Recorded data
***

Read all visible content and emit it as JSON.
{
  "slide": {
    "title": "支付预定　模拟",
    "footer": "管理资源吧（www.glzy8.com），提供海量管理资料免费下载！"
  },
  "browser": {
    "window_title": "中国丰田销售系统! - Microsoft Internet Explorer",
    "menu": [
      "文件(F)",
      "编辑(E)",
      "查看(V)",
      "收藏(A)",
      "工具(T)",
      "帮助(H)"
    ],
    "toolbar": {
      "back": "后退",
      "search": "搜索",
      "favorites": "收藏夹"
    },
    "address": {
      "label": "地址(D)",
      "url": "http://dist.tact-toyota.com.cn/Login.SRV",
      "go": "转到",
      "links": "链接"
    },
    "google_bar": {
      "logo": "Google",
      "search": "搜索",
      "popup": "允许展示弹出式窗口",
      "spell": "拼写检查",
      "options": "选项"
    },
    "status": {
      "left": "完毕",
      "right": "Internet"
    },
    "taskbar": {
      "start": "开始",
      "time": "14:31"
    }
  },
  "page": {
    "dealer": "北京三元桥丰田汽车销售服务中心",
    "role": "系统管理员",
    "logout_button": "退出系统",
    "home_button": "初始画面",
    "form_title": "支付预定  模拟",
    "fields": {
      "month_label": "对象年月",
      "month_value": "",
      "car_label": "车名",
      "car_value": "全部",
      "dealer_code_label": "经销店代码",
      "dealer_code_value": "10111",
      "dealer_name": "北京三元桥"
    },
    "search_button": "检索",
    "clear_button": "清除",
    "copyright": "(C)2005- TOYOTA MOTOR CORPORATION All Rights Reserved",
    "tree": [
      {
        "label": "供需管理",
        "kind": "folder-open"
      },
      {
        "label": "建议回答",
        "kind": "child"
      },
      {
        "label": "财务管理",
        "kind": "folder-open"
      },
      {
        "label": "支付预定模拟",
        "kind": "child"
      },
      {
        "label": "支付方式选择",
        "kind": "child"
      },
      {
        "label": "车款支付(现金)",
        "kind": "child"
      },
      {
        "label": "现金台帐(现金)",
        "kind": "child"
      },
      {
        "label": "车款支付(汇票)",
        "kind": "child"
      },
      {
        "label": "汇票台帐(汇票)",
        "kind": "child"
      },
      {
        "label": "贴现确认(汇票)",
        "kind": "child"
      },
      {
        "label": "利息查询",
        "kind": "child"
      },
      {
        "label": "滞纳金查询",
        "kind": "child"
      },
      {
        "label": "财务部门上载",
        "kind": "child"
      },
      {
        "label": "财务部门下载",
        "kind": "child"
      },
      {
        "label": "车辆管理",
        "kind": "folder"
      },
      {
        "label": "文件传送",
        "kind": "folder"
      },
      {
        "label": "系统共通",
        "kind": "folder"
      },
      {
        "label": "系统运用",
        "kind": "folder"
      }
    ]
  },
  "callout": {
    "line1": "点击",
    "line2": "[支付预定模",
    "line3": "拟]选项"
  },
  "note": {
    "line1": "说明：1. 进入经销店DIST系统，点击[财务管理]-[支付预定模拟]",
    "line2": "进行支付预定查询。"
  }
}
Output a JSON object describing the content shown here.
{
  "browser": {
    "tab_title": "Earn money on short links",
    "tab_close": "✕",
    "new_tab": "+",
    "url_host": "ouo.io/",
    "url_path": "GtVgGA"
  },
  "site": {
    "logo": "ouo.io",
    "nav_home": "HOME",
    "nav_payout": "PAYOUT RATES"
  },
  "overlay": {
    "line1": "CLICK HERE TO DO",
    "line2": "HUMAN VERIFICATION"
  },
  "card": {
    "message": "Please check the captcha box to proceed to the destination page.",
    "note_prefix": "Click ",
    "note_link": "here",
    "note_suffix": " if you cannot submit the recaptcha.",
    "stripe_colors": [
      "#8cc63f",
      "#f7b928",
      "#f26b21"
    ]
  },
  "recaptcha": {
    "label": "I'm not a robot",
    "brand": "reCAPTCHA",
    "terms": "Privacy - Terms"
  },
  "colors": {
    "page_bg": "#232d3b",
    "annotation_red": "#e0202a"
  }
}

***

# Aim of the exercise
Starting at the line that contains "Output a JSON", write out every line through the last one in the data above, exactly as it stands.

# Answer box
Output a JSON object describing the content shown here.
{
  "browser": {
    "tab_title": "Earn money on short links",
    "tab_close": "✕",
    "new_tab": "+",
    "url_host": "ouo.io/",
    "url_path": "GtVgGA"
  },
  "site": {
    "logo": "ouo.io",
    "nav_home": "HOME",
    "nav_payout": "PAYOUT RATES"
  },
  "overlay": {
    "line1": "CLICK HERE TO DO",
    "line2": "HUMAN VERIFICATION"
  },
  "card": {
    "message": "Please check the captcha box to proceed to the destination page.",
    "note_prefix": "Click ",
    "note_link": "here",
    "note_suffix": " if you cannot submit the recaptcha.",
    "stripe_colors": [
      "#8cc63f",
      "#f7b928",
      "#f26b21"
    ]
  },
  "recaptcha": {
    "label": "I'm not a robot",
    "brand": "reCAPTCHA",
    "terms": "Privacy - Terms"
  },
  "colors": {
    "page_bg": "#232d3b",
    "annotation_red": "#e0202a"
  }
}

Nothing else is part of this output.